(Records Opens)

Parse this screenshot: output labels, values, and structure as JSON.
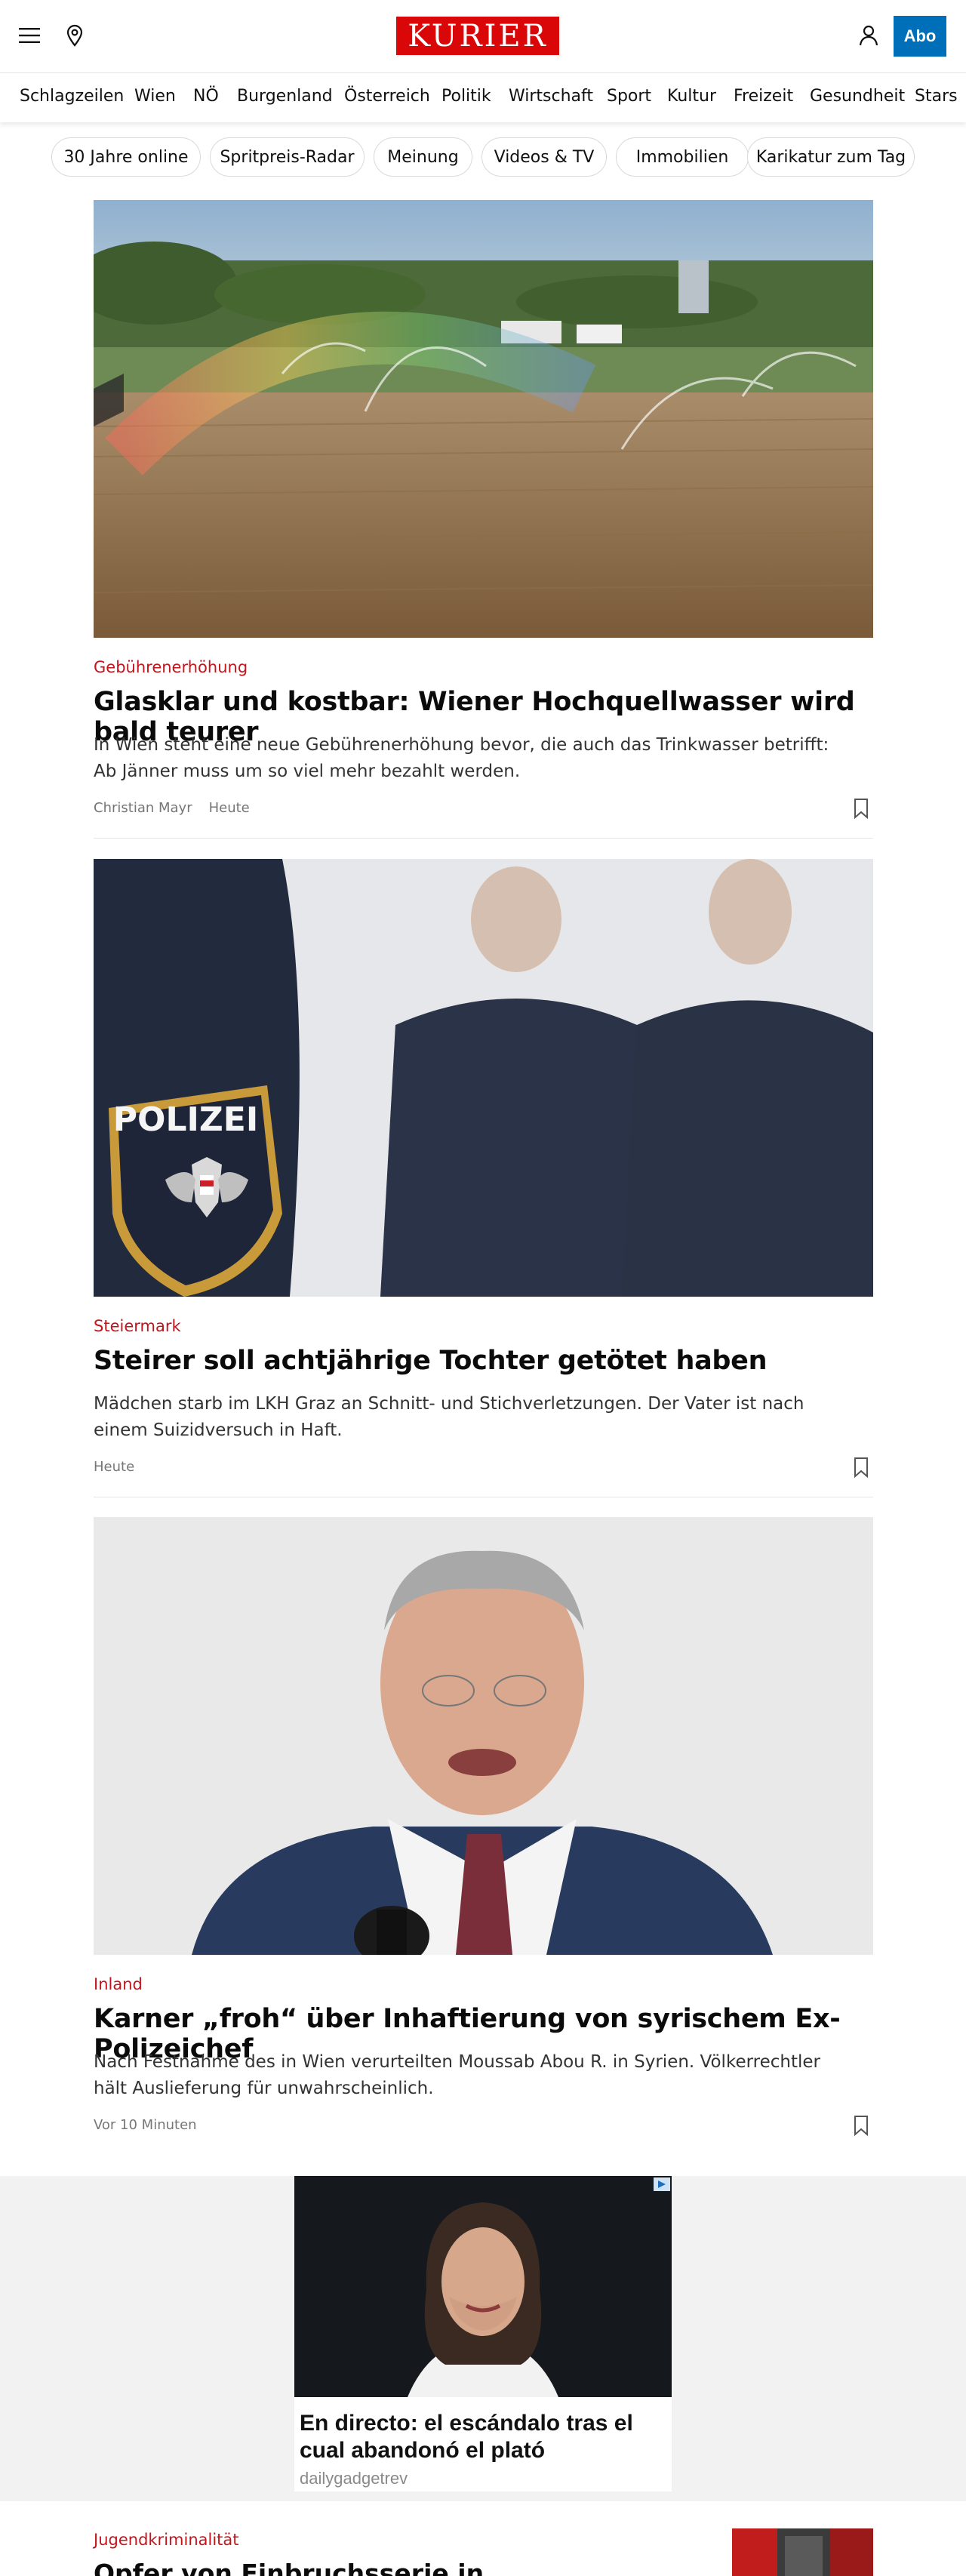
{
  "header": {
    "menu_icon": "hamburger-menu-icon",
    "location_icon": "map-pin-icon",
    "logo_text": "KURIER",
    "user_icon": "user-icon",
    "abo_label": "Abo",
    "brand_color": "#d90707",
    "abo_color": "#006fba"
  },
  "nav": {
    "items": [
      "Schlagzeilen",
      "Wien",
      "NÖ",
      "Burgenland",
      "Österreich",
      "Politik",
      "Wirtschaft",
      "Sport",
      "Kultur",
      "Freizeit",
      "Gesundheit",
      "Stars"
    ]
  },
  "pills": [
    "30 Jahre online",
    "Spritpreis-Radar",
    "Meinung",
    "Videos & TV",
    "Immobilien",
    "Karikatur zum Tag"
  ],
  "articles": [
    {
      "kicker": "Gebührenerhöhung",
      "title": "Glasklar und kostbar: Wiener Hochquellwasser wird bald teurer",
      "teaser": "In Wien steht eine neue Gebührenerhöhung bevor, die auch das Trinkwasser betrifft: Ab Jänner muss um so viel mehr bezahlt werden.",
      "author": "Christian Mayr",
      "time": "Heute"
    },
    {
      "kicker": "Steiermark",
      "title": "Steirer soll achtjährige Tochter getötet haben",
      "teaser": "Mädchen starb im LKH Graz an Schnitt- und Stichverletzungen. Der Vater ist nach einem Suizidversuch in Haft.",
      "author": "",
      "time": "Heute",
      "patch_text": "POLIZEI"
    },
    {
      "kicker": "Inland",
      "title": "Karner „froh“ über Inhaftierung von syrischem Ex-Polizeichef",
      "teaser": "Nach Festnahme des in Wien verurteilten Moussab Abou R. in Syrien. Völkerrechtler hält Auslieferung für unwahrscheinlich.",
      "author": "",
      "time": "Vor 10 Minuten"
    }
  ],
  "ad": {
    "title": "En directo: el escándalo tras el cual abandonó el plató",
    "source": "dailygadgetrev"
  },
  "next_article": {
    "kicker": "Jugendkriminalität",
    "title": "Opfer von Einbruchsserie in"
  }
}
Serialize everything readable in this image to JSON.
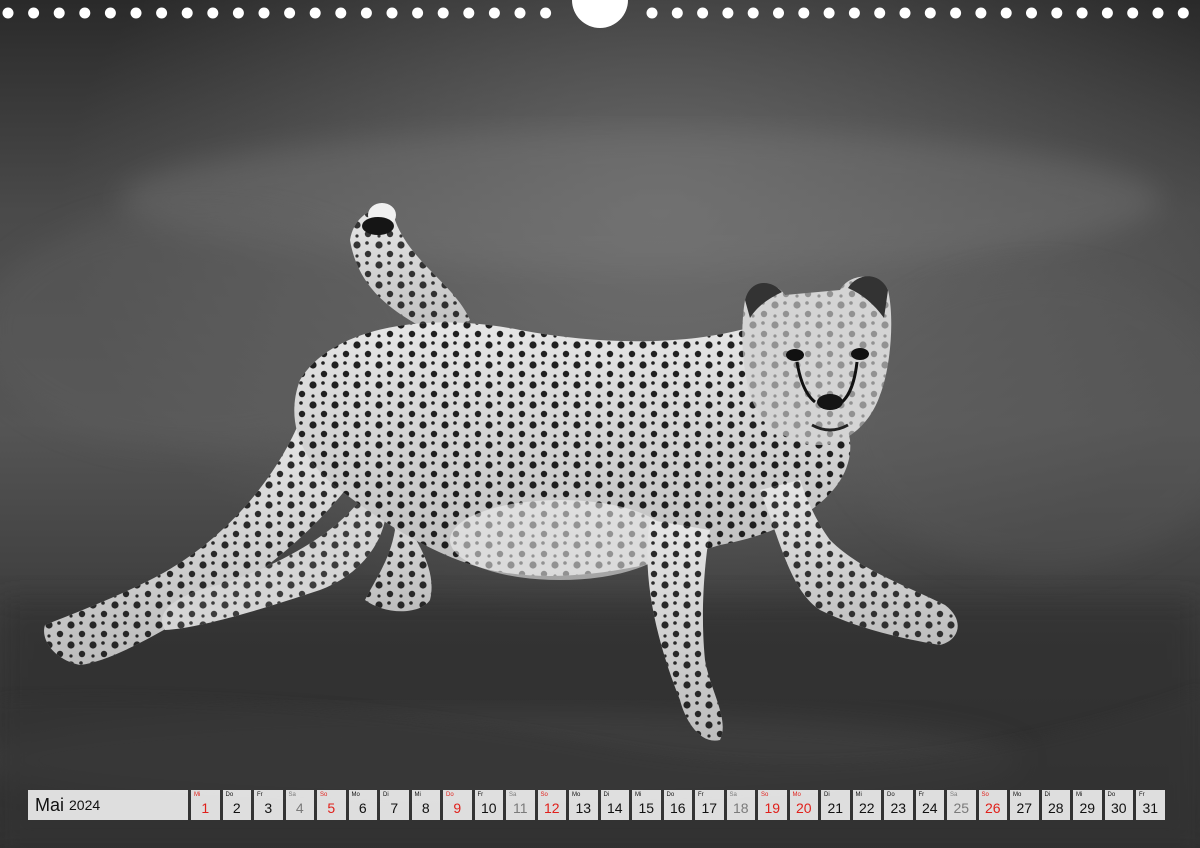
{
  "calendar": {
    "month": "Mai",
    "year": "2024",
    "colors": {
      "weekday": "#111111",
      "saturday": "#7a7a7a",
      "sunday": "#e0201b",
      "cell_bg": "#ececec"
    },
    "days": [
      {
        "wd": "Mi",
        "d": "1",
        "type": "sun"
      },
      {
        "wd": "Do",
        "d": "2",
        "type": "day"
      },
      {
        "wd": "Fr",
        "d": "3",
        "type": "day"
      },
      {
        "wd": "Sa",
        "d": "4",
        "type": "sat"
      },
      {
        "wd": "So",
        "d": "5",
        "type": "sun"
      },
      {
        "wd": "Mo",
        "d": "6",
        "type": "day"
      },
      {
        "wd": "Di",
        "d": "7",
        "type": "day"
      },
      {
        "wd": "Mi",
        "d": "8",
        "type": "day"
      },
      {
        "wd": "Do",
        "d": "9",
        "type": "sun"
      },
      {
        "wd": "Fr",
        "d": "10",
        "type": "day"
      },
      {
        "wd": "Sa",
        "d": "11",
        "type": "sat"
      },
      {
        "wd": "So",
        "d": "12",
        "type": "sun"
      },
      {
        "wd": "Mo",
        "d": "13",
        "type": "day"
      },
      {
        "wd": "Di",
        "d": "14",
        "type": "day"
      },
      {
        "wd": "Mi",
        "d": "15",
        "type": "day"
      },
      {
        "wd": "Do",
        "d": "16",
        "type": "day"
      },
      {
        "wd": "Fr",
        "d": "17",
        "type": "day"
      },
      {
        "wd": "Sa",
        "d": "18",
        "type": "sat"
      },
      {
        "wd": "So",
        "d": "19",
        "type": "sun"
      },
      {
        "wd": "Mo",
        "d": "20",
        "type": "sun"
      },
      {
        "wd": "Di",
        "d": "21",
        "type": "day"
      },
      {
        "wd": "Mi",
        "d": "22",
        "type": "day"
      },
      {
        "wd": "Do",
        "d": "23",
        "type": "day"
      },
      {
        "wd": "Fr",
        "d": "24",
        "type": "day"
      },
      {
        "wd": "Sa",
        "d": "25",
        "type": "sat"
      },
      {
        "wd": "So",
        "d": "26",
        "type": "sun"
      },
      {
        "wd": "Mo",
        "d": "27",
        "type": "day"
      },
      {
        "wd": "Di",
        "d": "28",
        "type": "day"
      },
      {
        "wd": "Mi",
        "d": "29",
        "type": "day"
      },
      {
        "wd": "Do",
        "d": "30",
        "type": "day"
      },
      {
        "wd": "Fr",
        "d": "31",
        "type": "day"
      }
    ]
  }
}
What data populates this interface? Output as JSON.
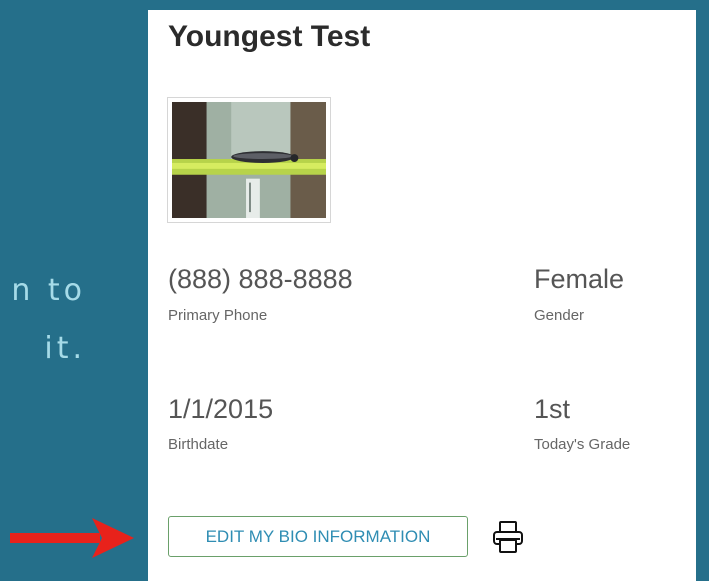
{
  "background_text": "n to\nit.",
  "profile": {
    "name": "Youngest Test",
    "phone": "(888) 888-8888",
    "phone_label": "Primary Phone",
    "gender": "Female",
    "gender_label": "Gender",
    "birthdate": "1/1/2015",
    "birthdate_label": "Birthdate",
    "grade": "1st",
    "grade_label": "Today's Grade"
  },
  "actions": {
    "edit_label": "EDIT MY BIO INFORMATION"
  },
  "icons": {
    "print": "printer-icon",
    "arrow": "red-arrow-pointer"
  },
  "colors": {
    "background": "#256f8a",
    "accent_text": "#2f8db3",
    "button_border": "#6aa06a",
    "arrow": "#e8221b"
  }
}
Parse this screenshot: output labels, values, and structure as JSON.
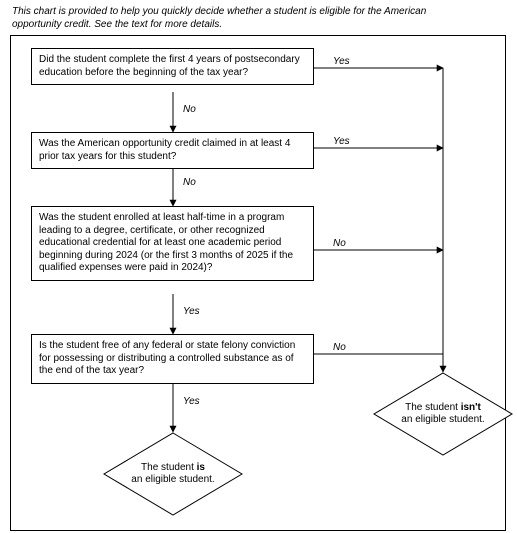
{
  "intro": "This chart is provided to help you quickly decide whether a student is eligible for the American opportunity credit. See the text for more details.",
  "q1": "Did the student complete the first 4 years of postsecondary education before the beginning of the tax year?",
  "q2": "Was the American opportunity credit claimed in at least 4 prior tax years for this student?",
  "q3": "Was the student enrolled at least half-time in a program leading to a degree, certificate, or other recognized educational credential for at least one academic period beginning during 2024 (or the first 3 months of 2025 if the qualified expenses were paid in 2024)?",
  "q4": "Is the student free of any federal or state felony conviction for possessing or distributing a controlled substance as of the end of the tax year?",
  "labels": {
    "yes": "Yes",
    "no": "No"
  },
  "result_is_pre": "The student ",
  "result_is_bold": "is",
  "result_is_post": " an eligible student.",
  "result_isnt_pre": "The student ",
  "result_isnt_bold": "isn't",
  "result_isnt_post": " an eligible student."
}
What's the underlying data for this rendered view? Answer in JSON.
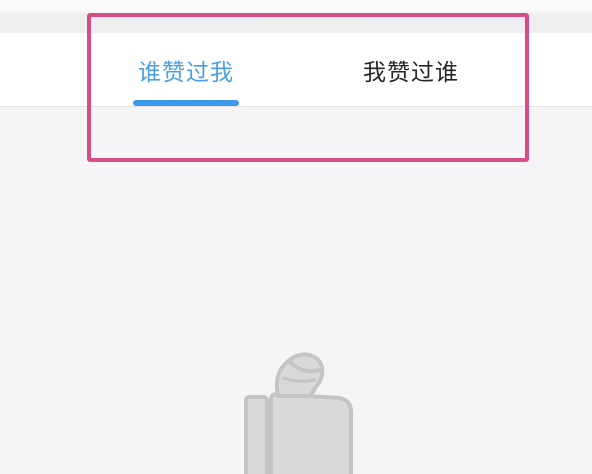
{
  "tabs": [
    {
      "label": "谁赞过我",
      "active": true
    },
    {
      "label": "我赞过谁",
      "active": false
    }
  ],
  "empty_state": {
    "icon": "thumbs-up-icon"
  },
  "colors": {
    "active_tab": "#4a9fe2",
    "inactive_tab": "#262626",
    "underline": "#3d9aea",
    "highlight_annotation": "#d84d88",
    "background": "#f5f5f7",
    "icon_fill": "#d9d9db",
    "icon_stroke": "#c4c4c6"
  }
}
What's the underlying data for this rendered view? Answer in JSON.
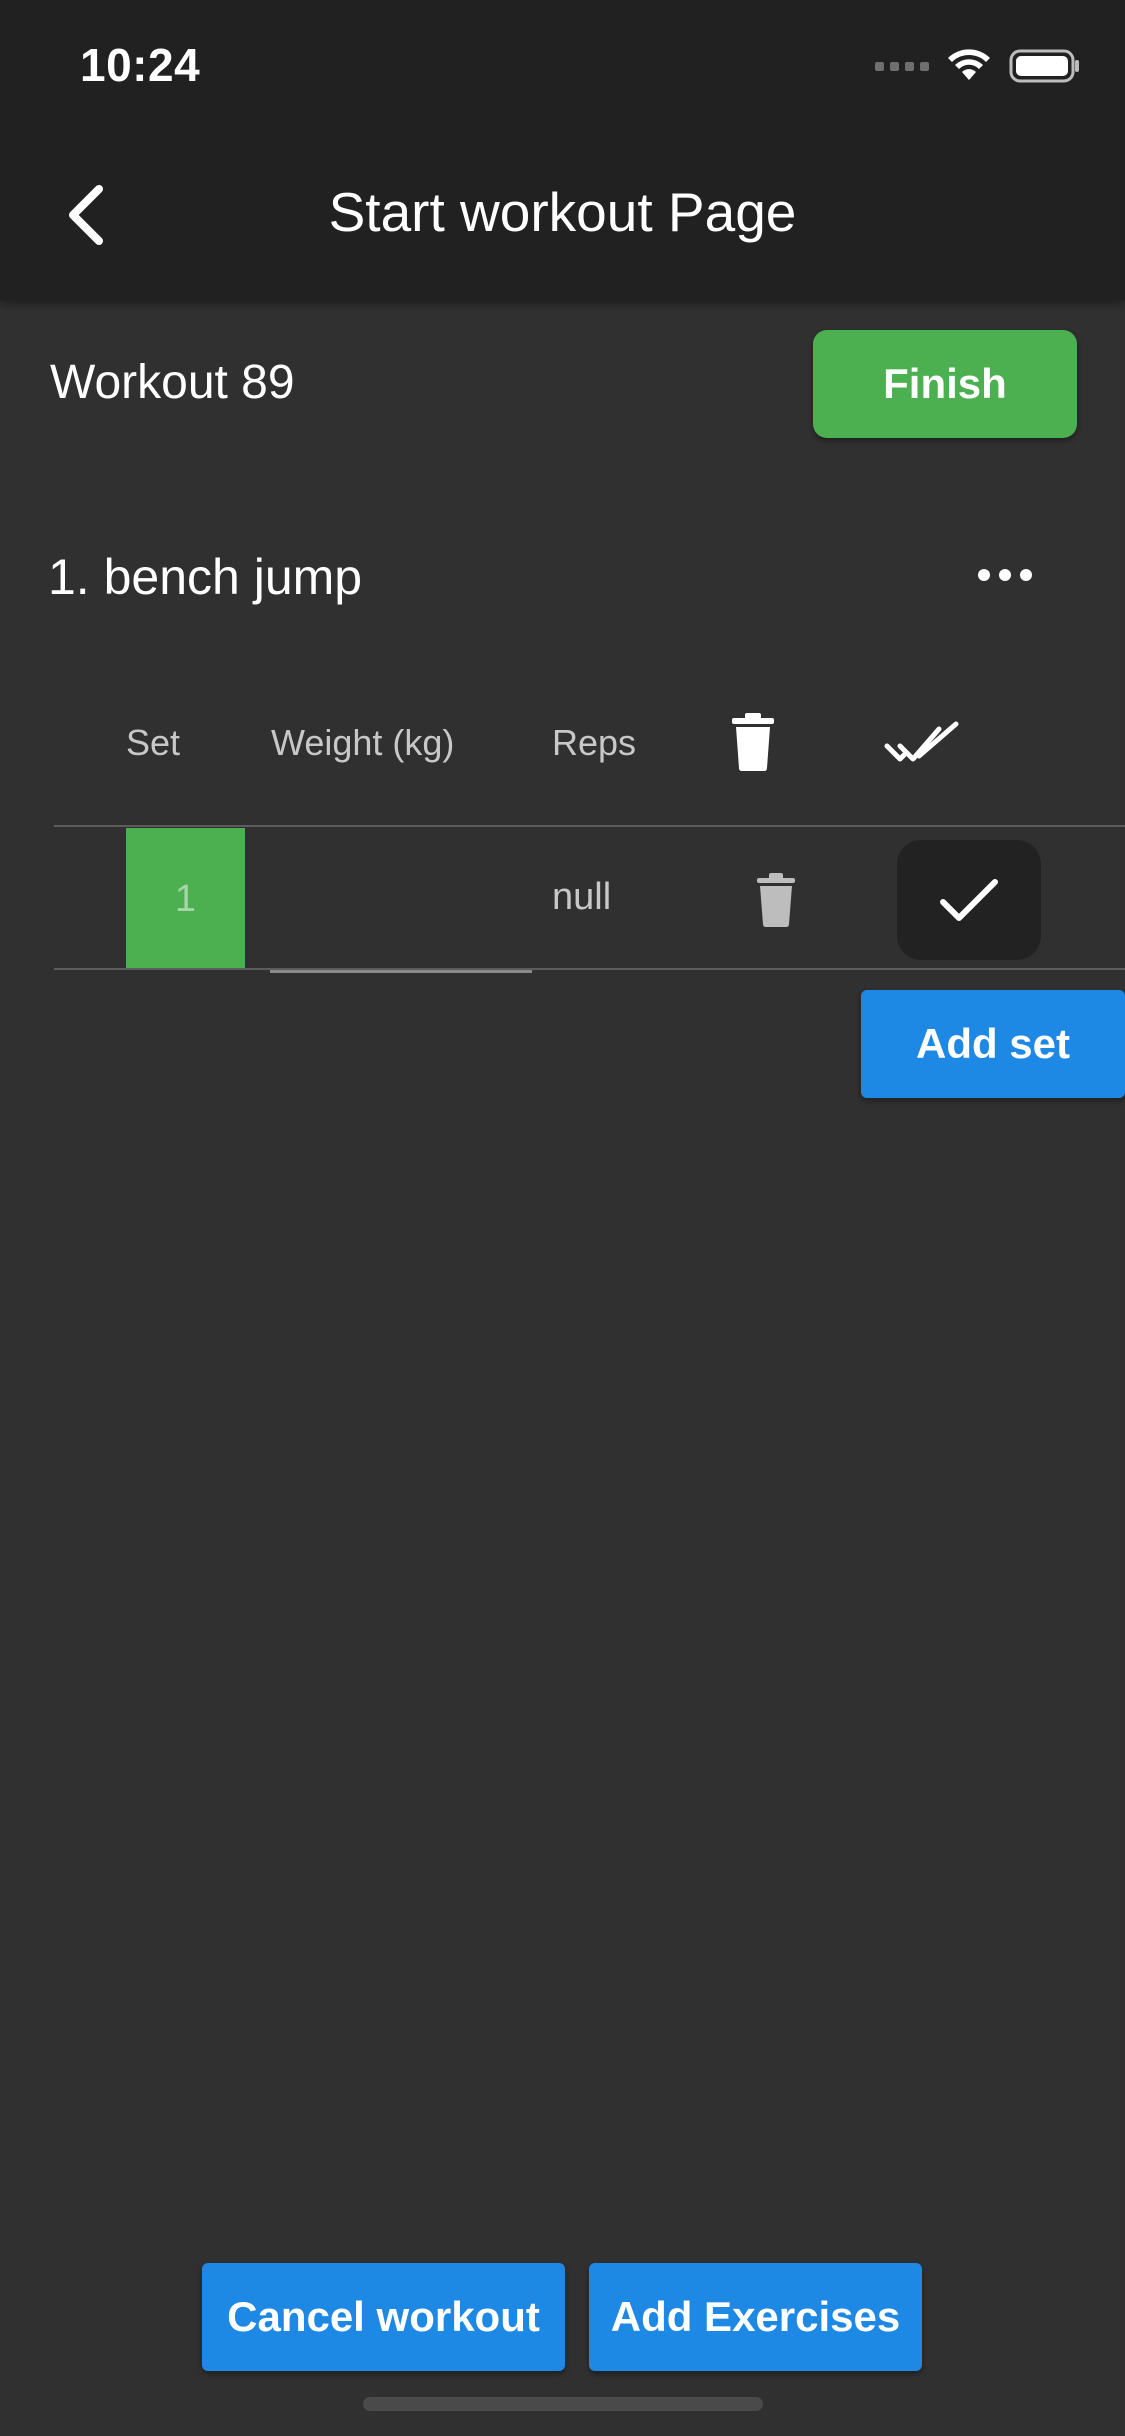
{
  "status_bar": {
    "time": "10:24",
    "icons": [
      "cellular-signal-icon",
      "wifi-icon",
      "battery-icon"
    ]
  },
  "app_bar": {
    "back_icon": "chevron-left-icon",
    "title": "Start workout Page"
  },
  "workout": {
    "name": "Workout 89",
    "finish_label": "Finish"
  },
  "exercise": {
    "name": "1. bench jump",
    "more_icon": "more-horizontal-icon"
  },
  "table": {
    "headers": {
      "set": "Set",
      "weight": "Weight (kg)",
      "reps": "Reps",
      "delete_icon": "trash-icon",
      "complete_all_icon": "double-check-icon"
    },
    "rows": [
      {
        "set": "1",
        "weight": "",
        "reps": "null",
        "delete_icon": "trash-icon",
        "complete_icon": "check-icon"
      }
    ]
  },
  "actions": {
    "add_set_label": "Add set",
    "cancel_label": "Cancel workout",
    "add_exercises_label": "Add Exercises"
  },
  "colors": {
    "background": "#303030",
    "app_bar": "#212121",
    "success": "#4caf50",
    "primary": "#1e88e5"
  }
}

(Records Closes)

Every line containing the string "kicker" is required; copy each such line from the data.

Your response:
      "kicker": "Gebührenerhöhung",
      "kicker": "Steiermark",
      "kicker": "Inland",
    "kicker": "Jugendkriminalität",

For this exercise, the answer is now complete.